Required action ::
Please copy out every line of the listing below in which the word "Ενεργειακή" appears.

★ ★ ★ ★ ★ ★ ★

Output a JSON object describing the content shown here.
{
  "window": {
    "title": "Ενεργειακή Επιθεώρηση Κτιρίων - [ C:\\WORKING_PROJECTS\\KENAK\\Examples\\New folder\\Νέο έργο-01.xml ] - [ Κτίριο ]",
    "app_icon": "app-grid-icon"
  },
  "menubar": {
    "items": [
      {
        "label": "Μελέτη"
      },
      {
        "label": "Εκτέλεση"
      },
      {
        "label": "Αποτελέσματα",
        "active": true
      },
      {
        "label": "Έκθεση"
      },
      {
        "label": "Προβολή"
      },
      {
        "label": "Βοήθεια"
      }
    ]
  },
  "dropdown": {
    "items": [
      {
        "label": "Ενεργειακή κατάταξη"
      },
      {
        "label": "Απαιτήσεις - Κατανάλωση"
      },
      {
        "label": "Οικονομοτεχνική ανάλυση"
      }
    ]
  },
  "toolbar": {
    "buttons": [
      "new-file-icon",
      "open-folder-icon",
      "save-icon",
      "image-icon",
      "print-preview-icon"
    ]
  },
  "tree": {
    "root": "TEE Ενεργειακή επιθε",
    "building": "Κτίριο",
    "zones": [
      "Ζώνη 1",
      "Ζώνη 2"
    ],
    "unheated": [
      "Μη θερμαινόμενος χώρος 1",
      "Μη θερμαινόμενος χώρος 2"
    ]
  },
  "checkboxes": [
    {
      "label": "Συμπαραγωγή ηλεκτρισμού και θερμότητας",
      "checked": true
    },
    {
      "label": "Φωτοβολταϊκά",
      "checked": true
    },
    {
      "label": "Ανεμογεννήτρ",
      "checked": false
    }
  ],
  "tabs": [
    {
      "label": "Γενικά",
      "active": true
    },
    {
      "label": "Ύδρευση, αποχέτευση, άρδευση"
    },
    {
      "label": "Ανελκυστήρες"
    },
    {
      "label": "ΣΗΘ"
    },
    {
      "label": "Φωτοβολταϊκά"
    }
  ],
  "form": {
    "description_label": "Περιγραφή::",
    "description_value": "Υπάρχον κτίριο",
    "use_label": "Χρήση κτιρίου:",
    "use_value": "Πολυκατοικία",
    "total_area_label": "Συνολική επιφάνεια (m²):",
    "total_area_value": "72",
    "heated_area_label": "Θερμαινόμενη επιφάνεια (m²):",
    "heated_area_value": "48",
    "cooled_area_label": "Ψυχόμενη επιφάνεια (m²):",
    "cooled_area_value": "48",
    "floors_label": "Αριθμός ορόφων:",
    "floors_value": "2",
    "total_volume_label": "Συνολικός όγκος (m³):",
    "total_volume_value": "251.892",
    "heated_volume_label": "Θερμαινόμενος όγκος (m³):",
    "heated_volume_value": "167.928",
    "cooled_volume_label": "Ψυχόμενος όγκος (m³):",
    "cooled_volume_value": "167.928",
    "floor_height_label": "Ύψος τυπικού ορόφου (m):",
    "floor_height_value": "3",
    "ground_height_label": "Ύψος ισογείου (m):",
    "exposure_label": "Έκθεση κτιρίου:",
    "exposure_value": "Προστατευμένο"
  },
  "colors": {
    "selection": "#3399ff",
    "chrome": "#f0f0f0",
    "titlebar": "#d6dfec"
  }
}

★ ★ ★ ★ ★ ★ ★

Written reply ::
    "title": "Ενεργειακή Επιθεώρηση Κτιρίων - [ C:\\WORKING_PROJECTS\\KENAK\\Examples\\New folder\\Νέο έργο-01.xml ] - [ Κτίριο ]",
        "label": "Ενεργειακή κατάταξη"
    "root": "TEE Ενεργειακή επιθε",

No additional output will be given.